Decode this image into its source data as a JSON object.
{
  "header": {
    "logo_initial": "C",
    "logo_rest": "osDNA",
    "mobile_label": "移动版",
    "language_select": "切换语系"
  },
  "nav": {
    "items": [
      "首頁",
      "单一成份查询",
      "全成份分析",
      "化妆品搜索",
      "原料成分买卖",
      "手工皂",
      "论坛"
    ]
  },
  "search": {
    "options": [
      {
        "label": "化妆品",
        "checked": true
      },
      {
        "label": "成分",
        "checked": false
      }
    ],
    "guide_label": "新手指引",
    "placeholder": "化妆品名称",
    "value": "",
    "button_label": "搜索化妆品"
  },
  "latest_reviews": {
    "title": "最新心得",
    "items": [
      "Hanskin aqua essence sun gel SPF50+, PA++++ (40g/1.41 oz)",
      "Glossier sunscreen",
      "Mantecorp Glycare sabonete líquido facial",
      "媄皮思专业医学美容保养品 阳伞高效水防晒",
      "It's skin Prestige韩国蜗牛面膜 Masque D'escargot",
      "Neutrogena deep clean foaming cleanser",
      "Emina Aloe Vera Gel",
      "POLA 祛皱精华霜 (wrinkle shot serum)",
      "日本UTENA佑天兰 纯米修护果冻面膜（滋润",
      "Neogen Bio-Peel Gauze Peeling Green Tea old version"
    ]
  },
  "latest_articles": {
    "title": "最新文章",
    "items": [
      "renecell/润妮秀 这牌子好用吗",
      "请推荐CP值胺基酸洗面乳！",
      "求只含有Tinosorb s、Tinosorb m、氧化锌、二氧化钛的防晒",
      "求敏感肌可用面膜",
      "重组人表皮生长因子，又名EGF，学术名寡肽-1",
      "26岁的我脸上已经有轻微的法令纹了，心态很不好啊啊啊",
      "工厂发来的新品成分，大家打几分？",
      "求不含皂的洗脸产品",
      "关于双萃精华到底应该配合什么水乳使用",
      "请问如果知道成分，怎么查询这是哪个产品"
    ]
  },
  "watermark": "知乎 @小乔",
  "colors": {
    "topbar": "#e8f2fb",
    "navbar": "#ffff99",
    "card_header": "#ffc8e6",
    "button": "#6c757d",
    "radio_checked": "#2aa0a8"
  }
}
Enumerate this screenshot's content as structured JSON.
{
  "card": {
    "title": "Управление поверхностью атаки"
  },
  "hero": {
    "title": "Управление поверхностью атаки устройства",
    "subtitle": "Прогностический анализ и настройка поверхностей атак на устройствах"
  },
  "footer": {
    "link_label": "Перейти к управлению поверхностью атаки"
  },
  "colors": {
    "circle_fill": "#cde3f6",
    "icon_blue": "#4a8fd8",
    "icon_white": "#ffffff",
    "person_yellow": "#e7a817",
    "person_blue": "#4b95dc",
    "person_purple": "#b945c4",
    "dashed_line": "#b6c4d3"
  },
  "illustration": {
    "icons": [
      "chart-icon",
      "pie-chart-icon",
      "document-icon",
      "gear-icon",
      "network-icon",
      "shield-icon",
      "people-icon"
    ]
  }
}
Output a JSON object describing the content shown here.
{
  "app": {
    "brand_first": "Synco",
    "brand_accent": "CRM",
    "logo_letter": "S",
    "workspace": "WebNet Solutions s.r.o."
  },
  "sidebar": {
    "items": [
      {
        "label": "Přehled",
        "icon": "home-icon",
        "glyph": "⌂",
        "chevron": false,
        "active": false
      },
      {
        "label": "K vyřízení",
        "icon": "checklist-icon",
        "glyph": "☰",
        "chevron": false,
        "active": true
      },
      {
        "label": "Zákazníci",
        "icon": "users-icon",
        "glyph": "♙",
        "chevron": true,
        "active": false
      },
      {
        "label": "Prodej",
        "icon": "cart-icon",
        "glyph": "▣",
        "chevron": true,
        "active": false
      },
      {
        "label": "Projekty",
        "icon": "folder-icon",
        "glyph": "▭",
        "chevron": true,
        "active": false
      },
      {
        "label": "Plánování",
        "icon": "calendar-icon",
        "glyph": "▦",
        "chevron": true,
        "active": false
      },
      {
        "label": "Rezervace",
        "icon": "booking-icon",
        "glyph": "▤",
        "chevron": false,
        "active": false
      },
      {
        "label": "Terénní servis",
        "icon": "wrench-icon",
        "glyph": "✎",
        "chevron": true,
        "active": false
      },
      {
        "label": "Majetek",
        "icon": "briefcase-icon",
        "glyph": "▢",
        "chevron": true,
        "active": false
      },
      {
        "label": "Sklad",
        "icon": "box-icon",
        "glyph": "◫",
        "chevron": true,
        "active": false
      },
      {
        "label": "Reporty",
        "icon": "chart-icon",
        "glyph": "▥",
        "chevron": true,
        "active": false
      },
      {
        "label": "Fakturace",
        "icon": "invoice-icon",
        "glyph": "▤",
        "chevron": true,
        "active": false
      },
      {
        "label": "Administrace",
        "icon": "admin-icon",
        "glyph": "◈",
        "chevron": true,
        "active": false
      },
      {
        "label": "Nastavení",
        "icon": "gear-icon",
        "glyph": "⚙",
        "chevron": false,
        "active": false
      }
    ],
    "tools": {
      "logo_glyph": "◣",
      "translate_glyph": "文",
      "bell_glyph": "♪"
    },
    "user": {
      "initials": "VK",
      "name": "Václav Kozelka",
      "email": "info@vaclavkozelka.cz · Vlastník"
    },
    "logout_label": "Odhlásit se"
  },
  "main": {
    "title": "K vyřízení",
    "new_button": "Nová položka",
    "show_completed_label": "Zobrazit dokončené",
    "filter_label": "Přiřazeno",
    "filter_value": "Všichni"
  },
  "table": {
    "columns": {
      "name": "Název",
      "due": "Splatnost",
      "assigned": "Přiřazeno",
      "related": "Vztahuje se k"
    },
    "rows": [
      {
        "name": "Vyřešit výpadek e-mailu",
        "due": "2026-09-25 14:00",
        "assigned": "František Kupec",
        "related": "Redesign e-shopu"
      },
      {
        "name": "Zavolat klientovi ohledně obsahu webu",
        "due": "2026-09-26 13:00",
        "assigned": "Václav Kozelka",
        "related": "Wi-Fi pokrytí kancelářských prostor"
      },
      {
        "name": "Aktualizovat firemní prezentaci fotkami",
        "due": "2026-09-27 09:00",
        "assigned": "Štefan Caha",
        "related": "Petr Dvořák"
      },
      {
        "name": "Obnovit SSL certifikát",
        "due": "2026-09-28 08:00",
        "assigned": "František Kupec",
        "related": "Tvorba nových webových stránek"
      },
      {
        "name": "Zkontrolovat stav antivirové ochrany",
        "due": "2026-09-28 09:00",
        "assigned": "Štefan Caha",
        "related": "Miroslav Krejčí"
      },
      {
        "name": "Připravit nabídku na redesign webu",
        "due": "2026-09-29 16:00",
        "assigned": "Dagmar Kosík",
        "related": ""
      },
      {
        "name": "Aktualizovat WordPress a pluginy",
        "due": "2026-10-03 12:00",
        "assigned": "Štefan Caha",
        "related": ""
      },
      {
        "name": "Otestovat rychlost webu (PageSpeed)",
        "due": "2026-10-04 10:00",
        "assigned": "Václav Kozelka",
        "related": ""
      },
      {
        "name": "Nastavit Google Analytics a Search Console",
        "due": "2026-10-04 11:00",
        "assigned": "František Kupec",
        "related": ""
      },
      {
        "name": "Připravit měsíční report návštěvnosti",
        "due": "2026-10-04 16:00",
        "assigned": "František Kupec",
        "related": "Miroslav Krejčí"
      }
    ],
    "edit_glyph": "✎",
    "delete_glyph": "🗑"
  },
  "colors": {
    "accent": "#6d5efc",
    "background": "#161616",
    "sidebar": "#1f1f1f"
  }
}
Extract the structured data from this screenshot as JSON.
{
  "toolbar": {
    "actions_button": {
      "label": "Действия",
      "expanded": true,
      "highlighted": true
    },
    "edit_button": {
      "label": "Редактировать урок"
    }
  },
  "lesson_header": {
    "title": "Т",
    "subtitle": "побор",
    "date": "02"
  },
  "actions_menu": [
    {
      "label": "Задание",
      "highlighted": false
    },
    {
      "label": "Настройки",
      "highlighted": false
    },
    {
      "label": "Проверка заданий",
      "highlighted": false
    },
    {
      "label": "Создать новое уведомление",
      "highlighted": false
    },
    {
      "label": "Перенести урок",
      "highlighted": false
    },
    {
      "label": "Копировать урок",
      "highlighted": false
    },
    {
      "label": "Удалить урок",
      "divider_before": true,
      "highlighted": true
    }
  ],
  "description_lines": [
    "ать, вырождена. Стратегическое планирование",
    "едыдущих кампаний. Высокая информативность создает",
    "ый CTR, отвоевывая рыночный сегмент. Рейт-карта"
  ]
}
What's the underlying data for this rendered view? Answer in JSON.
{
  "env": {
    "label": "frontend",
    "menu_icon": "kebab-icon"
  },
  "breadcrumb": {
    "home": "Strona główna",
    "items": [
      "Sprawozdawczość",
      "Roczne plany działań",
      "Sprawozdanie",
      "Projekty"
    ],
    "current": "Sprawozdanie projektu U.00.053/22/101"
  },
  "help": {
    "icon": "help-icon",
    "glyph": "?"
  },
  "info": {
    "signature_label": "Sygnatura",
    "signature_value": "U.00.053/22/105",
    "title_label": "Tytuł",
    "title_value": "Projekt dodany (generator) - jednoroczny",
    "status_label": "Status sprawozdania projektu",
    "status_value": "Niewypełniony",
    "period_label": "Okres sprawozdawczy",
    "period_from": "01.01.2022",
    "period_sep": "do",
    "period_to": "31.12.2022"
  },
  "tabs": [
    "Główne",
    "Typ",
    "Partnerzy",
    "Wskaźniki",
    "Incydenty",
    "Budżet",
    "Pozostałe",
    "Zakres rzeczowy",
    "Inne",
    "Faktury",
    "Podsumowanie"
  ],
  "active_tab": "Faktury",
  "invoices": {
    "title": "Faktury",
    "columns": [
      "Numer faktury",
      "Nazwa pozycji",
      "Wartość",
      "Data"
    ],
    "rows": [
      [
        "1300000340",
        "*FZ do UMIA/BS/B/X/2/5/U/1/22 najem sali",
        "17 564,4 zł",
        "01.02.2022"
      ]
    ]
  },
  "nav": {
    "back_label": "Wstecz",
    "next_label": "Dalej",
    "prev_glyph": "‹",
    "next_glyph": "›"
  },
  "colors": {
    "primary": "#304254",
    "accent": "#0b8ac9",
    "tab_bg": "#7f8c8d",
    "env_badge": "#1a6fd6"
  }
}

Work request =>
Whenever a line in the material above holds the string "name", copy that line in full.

Your response =>
      "name": "Václav Kozelka",
      "name": "Název",
        "name": "Vyřešit výpadek e-mailu",
        "name": "Zavolat klientovi ohledně obsahu webu",
        "name": "Aktualizovat firemní prezentaci fotkami",
        "name": "Obnovit SSL certifikát",
        "name": "Zkontrolovat stav antivirové ochrany",
        "name": "Připravit nabídku na redesign webu",
        "name": "Aktualizovat WordPress a pluginy",
        "name": "Otestovat rychlost webu (PageSpeed)",
        "name": "Nastavit Google Analytics a Search Console",
        "name": "Připravit měsíční report návštěvnosti",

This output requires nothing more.